31 Mar My 30 Day Challenge
April is a nice square looking month this year — starts on a Sunday and all that. April Fools Day makes as great a New Year as anything for resolutions.
So here’s mine: starting today for the next 30 days, I have banished all flour and added-sugar from my diet. It’s not quite Paleo, but it’s a big enough step in that direction for me at this time.
I’ve had a bout of very painful gout a couple of years ago and am currently taking cholesterol medication. I have signs of fatty infiltration in my liver and diabetes is peppered throughout my family. I’m 300 pounds. Shit got a little more real when I had to have a sizeable lipoma removed from my neck this winter.
While I’ve had a lot of (temporary) success with Weight Watchers over the years, last year’s go-around was hit-and-miss. It’s all me of course — I can’t blame the program (although the changes to the plan are problematic). I did drop 25 pounds and have kept it off. Still, when the renewal came up at the start of March, I begged off.
I spent March reflecting about my plateau, both the physical one and the psycho-emotional one. My conclusion is that I should do something different and take true ownership of my health. I did some research and a lot of thinking. I surmised that a large component of my physical struggle could easily be about glycemic load. I think my liver is speaking to me. It’s time I listened.

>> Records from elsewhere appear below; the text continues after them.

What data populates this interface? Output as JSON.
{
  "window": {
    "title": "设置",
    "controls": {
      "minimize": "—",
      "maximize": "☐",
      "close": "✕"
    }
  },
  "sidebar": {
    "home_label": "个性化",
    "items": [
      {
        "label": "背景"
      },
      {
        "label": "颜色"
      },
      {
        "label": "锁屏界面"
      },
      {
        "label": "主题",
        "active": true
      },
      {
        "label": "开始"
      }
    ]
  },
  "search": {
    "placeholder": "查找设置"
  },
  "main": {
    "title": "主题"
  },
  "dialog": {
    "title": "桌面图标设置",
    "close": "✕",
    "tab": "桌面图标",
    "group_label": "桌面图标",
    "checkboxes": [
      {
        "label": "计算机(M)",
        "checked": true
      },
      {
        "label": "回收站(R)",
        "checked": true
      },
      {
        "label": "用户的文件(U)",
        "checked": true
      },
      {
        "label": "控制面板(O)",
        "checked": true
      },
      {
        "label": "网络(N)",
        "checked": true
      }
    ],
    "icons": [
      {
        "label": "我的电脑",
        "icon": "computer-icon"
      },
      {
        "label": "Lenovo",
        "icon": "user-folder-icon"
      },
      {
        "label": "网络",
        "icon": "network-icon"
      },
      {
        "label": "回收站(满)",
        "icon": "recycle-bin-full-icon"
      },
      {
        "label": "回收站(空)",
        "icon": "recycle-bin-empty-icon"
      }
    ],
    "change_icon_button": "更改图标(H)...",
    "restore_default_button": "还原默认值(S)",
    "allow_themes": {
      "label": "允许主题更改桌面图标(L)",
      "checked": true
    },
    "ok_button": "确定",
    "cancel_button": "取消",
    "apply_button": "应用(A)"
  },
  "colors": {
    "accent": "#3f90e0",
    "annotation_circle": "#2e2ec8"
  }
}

However, my biggest takeaway is that I need to spend more time working on establishing good habits and minimizing bad ones. Chasing weight-loss goals and leaning on The Program seems too much like an act of misplaced faith. The excuses are baked in — I should know.
That brings me to my April 30 Day Challenge. This is an approach based on sound facts and one that I can own. It’s about habit-forming, plain and simple. What speaks to me about it is that it’s Agile — focused, iterative and with a progressive continual pattern of successes baked in. I like this.
I’m measuring not by the scale, but by three stories that will be true at the end of this 30 day sprint:
- When I’m hungry I eat real food and am satisfied. I’m off the insulin roller-coaster.
- I am no longer exhausted by my day — I am energised and productive.
- I sleep soundly and wake feeling refreshed and ready to take on whatever the day brings.
To measure progress, I’m recording my food intake and activities as well as how I’m feeling on a daily basis.
Aside from being public about my goals, I’ve also partnered with several like-minded colleagues at work who have their own 30 Day Challenges. The shared accountability and support will be a source of strength. My wife and family are also very supportive of my approach.
This will be a good month.